• **YOUR ASSIGNMENT**
Look through the records and copy every line in which "Judging" appears.

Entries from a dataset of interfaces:
+===+
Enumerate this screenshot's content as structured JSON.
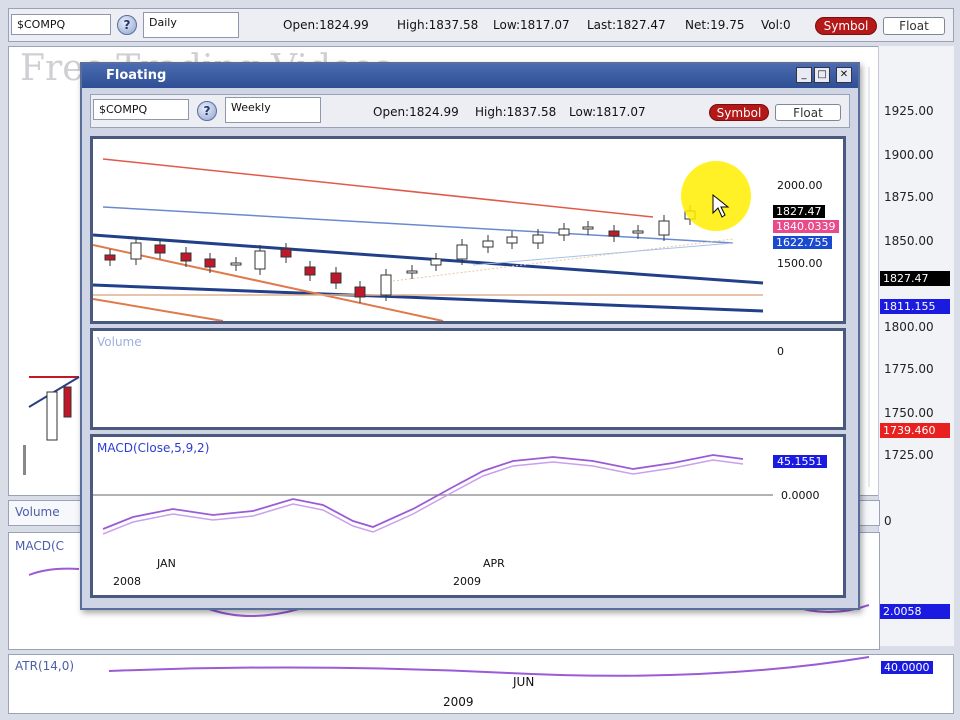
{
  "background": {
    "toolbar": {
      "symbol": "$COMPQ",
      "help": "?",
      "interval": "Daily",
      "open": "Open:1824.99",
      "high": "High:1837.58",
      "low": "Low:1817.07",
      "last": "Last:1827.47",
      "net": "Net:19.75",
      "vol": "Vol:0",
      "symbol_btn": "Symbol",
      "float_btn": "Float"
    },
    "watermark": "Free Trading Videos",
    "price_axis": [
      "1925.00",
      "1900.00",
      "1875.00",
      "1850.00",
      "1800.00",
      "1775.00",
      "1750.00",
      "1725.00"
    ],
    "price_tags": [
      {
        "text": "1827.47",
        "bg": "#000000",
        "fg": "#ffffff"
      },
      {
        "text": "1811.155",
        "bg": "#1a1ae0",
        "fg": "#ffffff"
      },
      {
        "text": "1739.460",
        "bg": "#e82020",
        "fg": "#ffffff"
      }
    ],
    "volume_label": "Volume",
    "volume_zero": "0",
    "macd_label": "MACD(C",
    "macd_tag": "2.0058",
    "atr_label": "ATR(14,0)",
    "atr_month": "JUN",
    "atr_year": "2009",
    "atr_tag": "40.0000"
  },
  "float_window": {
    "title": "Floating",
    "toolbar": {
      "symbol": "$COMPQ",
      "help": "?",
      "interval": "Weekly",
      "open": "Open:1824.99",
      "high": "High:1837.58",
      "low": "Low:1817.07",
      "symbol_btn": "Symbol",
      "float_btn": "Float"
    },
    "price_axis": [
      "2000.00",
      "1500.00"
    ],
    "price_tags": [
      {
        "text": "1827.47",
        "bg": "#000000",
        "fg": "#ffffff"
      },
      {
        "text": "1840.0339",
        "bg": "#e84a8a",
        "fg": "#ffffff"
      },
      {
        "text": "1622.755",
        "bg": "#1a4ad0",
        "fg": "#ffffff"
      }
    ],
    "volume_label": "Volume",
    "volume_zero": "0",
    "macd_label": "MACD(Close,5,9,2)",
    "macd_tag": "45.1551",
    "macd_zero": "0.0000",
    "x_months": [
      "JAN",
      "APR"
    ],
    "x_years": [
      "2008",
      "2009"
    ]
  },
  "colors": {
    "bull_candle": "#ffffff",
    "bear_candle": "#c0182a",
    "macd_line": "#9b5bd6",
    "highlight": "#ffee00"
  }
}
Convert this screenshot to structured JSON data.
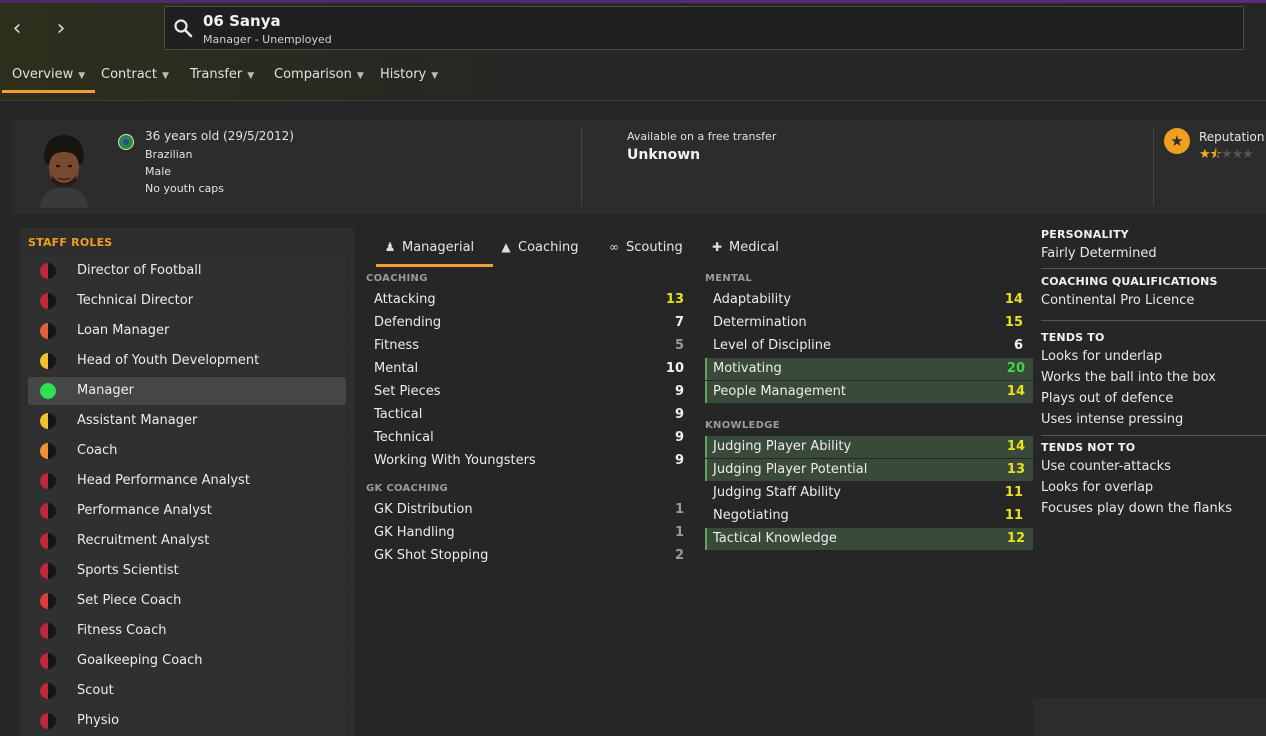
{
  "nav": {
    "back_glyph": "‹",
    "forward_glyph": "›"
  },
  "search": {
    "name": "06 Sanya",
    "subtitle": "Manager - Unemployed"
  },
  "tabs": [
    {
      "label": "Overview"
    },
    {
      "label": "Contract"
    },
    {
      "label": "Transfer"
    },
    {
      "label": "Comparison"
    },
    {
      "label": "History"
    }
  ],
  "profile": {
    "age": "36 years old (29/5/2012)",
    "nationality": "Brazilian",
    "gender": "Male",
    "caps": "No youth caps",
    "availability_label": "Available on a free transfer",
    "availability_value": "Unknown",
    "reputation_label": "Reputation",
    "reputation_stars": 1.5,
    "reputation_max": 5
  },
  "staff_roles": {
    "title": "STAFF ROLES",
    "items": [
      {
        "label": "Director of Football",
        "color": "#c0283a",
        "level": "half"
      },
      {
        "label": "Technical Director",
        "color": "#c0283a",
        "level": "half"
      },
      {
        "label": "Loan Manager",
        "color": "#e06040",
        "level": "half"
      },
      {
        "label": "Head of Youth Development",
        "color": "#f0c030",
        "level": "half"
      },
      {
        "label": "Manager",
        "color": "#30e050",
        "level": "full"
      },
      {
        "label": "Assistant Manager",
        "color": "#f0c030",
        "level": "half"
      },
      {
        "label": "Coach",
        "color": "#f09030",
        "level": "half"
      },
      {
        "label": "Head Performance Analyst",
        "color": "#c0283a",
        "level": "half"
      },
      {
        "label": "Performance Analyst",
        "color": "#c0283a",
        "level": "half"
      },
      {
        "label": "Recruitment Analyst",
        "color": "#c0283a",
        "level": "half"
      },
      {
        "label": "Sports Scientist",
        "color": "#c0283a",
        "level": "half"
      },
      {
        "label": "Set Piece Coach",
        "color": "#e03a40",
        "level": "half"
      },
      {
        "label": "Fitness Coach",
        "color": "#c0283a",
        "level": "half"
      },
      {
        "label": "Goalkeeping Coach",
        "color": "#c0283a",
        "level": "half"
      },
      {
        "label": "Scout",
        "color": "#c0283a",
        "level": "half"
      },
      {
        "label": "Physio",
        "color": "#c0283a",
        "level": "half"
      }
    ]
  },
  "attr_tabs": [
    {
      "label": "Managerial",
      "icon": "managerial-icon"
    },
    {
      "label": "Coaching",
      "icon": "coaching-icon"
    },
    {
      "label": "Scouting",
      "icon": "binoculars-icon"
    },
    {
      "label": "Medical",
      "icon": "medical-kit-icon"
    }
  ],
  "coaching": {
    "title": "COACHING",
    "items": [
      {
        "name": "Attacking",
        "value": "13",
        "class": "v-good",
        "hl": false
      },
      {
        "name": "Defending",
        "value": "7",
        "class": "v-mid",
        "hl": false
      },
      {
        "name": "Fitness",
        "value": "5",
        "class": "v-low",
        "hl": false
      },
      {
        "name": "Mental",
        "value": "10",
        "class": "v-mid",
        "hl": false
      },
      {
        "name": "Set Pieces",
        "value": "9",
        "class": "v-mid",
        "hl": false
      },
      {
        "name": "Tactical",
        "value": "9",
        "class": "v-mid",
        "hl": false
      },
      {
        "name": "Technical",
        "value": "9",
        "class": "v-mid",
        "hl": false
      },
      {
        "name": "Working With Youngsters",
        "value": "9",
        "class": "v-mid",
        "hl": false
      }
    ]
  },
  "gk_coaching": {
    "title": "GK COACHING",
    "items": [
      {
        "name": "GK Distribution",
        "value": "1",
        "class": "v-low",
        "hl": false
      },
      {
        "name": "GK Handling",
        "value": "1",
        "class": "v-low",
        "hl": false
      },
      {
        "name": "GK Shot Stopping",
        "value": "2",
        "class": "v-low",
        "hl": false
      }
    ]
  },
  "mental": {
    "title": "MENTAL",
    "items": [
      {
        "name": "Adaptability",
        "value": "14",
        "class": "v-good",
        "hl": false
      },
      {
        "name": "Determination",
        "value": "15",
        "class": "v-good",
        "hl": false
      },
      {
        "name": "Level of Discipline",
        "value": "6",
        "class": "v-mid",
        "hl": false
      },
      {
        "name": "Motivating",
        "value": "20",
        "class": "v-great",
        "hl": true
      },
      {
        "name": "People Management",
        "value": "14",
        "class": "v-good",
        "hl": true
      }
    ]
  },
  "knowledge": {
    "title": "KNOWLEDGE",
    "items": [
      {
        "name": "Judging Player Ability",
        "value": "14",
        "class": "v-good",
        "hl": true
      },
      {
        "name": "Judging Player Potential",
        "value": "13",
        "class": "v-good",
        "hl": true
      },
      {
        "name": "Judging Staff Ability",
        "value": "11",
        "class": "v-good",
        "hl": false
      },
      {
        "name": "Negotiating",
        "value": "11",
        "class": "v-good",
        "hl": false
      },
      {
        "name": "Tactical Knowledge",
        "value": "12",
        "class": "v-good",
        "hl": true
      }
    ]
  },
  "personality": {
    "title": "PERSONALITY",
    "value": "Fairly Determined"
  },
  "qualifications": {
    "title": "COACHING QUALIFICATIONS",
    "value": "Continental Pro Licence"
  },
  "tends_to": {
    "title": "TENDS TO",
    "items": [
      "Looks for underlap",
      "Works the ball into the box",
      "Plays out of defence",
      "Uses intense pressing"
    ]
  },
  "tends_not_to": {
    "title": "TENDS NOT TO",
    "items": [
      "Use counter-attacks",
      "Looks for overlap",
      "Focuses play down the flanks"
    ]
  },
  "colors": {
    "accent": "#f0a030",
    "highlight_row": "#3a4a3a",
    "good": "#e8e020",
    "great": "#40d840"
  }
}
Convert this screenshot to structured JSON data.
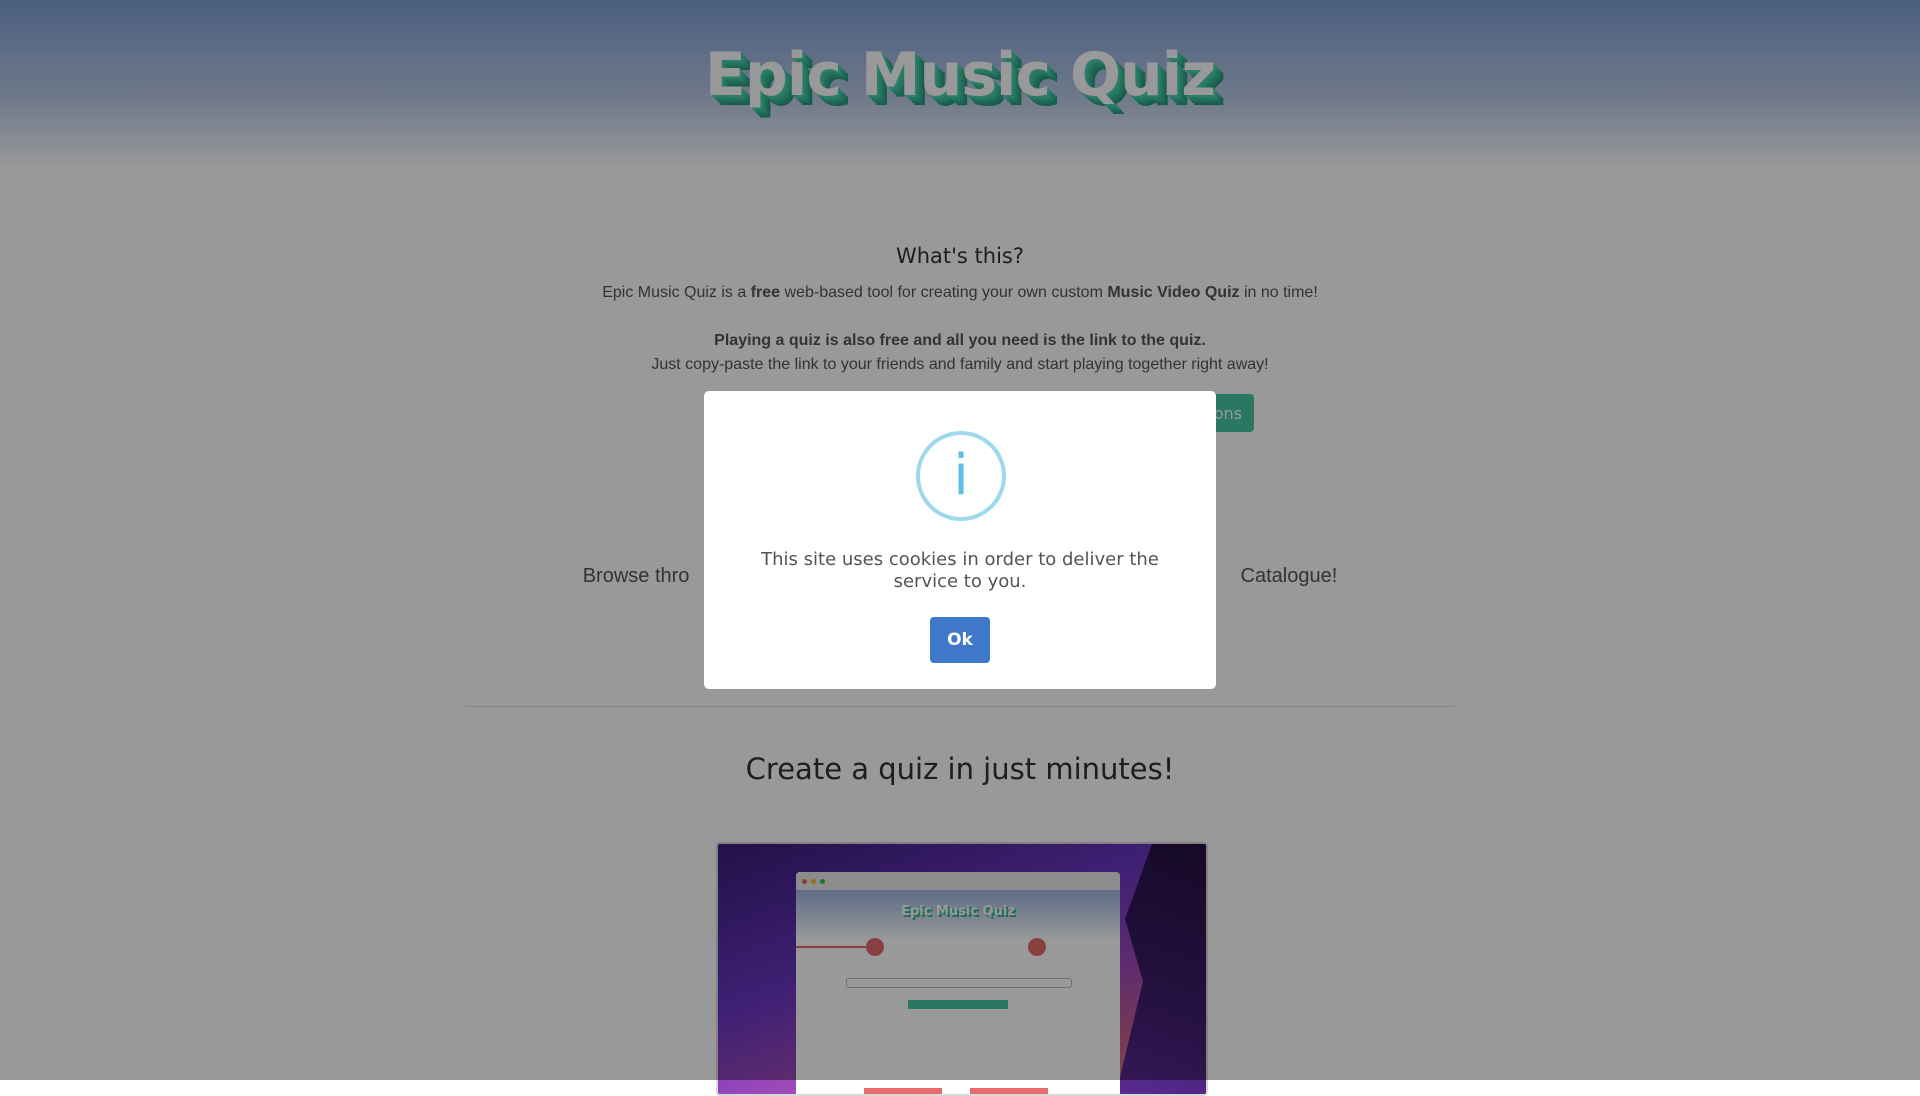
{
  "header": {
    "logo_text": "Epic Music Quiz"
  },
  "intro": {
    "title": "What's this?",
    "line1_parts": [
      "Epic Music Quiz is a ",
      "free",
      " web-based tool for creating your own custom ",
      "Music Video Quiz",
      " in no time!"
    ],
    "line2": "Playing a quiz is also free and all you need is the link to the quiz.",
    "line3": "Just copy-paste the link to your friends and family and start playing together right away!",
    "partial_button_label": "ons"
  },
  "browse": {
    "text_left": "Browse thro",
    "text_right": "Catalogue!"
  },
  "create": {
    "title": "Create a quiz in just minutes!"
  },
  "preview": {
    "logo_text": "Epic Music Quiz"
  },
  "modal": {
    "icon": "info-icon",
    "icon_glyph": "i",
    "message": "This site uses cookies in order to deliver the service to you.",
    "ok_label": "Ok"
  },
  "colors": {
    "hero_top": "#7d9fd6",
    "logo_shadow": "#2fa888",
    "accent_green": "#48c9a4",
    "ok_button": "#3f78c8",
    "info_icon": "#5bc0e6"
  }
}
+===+
• **ANSWER BOX**
        "name": "Judging Player Ability",
        "name": "Judging Player Potential",
        "name": "Judging Staff Ability",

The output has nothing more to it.